We welcome Lord Browne’s independent report on higher education, which makes recommendations about the structure and level of graduate contributions. We are looking at his proposals carefully and considering a contribution level of £7,000.
My right hon. Friend knows the reasons, which are well documented, why I cannot support the thrust and direction of Government policy on this one. Given the inevitable, and indeed immediate, ramifications of any policy change for the tertiary sector in England on Russell group universities in Scotland, is he willing between now and next May to enter into open-minded discussions with all the political parties in Scotland to see whether a modus vivendi can none the less be achieved to maintain some of the principles for which we have argued long and hard where Scottish tertiary sector education is concerned?
That is a constructive suggestion. I am happy to do exactly what my right hon. Friend has said. To reinforce the point, yesterday the principal—the vice-chancellor equivalent—of Glasgow university, where I know my right hon. Friend is a rector and with which I have an association, said in relation to the growing funding crisis in Scottish universities:
“I believe we need to adopt a graduate contribution model that is properly designed, progressive and one which requires those who earn more during their lifetime to pay back more to society in order to fund higher education.”
That is exactly what we are doing.
On Tuesday, the Social Market Foundation published an analysis of how the Business Secretary’s £7,000 a year minimum fee will hit different graduates. It shows that the hardest hit will be graduates who earn £27,000 a year, while students who get help from the bank of mum and dad to pay off early will get a £12,000 discount on the cost of their degree. Is that fair?
It would not be fair, if that were the outcome. That particular analysis does not properly consider the true present value of the payments that people will have to make. There has been some excellent research on the operation of different interest rates in order to produce a genuinely fair and progressive outcome, which Government Members want and which I hope the right hon. Gentleman still wants.
When my building society starts asking me to pay my mortgage in net present value, I will do so. Until then, I will talk pounds and pence like everybody else.
Does the Business Secretary recognise that if he allows universities such as Oxford and Cambridge to charge £10,000 or £12,000 a year, the gap between the few and the many will get wider? The Higher Education Minister has said that it is not possible to stop people paying their fees up front. Will that not create the unfair situation in which those born into privilege, such as the Prime Minister and the Chancellor of the Exchequer to pick two at random, can get a huge discount for paying up front, while the bright child from a poor background who makes it to Oxford or Cambridge will pay even more? How is that fair?
We are anxious to ensure a fairer solution than the existing graduate contribution system that we inherited. The right hon. Gentleman has used the analogy of mortgage payments, which is interesting. No building society or bank that I am aware of would exempt people from any payments until they were earning £21,000 a year, which is the progressive element that we are trying to introduce. He has rightly referred to the difficulties that would arise if certain Russell group institutions were allowed to charge very large variable contributions. That is why I made no commitment on Tuesday on how we would deal with that problem, on which we need to reflect further. He is right that there is an issue of fairness, which we will address.

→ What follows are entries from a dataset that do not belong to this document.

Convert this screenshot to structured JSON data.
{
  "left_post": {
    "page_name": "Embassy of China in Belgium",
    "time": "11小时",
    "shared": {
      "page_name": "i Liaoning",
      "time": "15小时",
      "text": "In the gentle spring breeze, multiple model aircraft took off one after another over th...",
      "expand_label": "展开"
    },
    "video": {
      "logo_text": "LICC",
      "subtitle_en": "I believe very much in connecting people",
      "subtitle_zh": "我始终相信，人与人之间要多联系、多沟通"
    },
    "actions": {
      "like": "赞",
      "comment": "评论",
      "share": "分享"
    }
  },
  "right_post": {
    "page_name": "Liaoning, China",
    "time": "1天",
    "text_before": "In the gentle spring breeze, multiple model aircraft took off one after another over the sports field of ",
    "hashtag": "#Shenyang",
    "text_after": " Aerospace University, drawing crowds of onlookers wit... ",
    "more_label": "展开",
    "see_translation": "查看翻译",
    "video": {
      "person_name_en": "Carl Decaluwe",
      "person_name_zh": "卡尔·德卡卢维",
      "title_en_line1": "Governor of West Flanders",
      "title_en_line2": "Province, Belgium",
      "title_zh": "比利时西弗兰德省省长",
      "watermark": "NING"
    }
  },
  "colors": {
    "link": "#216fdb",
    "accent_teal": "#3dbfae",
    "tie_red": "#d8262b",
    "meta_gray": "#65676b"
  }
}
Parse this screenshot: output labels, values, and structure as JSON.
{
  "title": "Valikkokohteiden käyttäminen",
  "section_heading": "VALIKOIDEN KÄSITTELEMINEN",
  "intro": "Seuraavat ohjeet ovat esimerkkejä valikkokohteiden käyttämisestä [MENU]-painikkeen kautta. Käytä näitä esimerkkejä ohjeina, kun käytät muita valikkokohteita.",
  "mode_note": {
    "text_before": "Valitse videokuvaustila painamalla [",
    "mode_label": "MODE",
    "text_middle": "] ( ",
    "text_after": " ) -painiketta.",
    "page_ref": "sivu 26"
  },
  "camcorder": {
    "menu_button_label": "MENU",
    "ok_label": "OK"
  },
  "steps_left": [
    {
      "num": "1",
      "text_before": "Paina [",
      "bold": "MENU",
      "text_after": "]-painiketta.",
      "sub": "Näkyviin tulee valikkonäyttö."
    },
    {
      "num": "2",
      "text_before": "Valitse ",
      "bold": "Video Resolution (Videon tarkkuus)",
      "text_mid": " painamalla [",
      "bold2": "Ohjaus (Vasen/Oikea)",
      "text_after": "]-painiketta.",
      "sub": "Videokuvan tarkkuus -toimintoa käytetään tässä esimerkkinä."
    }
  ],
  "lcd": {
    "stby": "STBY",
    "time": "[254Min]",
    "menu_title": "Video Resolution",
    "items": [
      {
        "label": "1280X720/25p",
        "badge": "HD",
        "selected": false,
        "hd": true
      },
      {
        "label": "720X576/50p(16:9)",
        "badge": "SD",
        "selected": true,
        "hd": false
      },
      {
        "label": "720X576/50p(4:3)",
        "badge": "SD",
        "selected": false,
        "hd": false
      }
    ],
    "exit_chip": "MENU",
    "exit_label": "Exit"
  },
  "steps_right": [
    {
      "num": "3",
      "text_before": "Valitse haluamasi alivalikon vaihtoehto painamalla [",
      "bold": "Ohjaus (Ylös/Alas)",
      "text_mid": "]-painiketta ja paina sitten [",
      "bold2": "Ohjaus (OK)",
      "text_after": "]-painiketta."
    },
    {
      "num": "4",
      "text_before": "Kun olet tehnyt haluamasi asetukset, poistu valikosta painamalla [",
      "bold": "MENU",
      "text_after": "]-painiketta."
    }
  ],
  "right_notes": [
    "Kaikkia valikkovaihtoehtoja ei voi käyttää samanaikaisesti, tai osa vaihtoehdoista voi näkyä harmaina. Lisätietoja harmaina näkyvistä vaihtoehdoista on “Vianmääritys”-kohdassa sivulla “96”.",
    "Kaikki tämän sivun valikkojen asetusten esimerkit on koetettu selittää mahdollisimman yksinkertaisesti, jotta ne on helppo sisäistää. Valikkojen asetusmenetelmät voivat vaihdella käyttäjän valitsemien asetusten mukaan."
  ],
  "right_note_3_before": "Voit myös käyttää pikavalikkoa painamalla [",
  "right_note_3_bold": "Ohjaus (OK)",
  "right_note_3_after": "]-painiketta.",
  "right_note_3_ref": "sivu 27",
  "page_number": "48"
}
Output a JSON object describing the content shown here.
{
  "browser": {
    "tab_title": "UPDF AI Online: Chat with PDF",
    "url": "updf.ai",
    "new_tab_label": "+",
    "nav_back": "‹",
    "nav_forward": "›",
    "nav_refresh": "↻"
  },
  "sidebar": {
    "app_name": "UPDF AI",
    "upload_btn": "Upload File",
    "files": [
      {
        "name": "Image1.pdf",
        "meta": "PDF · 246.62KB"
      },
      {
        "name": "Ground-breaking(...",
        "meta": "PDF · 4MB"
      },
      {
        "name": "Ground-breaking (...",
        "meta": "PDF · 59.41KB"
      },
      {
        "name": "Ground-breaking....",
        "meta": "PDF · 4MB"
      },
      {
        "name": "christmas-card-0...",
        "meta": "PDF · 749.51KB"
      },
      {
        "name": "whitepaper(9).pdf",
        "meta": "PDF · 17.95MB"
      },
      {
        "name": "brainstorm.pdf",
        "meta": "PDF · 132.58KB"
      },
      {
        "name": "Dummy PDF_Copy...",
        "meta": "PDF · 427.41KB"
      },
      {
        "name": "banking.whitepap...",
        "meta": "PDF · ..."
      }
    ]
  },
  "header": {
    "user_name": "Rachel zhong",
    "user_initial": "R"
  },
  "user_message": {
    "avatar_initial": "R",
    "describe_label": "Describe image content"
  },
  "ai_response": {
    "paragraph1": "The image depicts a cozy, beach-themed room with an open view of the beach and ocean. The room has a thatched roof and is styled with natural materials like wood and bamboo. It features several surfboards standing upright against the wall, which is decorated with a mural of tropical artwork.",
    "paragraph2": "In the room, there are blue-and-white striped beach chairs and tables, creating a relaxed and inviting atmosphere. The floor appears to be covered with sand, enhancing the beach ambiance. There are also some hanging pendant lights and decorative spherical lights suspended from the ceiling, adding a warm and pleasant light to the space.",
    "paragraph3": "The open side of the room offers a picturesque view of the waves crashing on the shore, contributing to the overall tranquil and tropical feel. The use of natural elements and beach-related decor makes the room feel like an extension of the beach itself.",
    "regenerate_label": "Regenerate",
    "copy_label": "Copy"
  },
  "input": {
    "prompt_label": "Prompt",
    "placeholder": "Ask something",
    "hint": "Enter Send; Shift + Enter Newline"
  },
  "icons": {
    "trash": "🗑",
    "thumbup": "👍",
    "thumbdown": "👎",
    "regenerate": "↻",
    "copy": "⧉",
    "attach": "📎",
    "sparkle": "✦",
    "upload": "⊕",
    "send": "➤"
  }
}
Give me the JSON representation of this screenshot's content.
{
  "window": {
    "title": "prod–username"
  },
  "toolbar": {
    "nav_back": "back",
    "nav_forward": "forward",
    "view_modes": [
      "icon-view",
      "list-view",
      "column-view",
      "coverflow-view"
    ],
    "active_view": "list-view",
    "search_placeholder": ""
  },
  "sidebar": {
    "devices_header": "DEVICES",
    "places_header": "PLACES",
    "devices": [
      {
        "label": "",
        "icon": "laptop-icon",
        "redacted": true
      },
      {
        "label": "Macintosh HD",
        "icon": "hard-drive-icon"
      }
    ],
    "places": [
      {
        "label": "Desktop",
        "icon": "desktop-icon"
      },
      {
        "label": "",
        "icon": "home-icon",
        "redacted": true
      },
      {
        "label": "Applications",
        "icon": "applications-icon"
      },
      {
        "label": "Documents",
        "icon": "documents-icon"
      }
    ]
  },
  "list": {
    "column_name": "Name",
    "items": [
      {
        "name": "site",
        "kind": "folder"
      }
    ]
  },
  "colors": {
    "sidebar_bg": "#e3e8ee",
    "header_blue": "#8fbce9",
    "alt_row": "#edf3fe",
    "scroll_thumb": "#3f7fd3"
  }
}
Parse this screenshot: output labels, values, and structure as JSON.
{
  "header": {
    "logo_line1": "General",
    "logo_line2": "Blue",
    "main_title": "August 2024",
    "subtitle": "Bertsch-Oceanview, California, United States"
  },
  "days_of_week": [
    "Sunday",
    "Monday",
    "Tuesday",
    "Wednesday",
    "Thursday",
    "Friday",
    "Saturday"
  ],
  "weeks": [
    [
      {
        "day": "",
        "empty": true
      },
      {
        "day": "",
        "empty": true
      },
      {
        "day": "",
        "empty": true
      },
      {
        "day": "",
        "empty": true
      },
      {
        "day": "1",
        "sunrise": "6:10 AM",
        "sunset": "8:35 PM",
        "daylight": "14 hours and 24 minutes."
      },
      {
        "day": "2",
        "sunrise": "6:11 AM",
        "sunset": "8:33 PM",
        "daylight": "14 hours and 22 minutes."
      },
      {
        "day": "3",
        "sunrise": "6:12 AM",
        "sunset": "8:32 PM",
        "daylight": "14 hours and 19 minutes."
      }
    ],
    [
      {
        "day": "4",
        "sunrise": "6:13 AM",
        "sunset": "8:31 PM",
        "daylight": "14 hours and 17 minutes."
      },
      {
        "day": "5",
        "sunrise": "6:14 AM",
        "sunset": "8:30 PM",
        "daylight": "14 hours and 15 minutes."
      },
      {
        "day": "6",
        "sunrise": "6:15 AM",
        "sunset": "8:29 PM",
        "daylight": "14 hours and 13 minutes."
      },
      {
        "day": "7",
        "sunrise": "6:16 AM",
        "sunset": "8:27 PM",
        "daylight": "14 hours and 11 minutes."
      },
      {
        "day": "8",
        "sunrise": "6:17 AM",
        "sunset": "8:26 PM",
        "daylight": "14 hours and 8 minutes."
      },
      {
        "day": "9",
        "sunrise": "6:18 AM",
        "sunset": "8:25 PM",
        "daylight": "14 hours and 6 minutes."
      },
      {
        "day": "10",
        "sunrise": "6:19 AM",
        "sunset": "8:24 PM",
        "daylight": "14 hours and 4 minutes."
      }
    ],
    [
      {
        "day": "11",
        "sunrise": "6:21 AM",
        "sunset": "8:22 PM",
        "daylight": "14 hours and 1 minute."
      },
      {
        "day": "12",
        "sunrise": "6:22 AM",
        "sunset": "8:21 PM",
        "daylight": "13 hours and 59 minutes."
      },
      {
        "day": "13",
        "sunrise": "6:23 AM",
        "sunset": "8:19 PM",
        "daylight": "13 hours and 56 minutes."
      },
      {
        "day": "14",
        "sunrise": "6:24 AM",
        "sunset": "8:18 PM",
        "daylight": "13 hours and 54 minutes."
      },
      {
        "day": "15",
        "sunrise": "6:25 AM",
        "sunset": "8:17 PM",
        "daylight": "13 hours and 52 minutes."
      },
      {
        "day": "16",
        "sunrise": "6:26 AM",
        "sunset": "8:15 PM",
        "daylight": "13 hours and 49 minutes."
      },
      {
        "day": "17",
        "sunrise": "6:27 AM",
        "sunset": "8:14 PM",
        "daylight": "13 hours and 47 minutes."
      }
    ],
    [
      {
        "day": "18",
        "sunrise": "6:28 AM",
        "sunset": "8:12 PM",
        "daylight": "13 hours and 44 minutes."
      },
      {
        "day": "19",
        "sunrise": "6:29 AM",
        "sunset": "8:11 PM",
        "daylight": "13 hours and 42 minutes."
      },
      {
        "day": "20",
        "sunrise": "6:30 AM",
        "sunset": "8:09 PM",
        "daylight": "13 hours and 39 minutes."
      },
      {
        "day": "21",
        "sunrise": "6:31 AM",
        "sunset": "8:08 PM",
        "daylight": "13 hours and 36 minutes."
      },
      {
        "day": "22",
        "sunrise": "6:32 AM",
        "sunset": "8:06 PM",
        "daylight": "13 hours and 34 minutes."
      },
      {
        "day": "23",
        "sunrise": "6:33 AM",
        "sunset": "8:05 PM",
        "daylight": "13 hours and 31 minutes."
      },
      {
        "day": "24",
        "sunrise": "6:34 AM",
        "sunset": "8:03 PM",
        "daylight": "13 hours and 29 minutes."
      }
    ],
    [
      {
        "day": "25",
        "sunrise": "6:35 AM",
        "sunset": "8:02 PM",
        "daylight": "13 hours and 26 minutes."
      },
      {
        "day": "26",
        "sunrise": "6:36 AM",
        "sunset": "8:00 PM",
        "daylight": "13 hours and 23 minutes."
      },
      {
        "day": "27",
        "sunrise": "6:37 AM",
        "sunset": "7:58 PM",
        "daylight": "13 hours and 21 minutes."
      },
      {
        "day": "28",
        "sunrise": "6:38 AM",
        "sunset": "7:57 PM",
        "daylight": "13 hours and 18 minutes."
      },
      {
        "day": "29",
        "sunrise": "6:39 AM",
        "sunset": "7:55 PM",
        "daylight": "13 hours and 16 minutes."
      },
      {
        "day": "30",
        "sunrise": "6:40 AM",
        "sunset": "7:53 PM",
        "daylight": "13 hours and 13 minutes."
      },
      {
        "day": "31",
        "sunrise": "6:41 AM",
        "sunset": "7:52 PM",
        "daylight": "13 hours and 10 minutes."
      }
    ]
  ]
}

Will my right hon. Friend do all that he can to stop higher education from disintegrating into a free market free-for-all, either by imposing a cap or by requiring a high proportion of additional fees levied by some of the top universities to be paid out in bursaries to poorer students?
Yes, my hon. Friend is quite right; there has to be choice and there will be some competition among universities, which is welcome. That is very far short of a laissez-faire free market. We do not want that. There has to be protection for low-income students when they graduate. We will build in those protections and will ensure that there is a proper progressive scheme.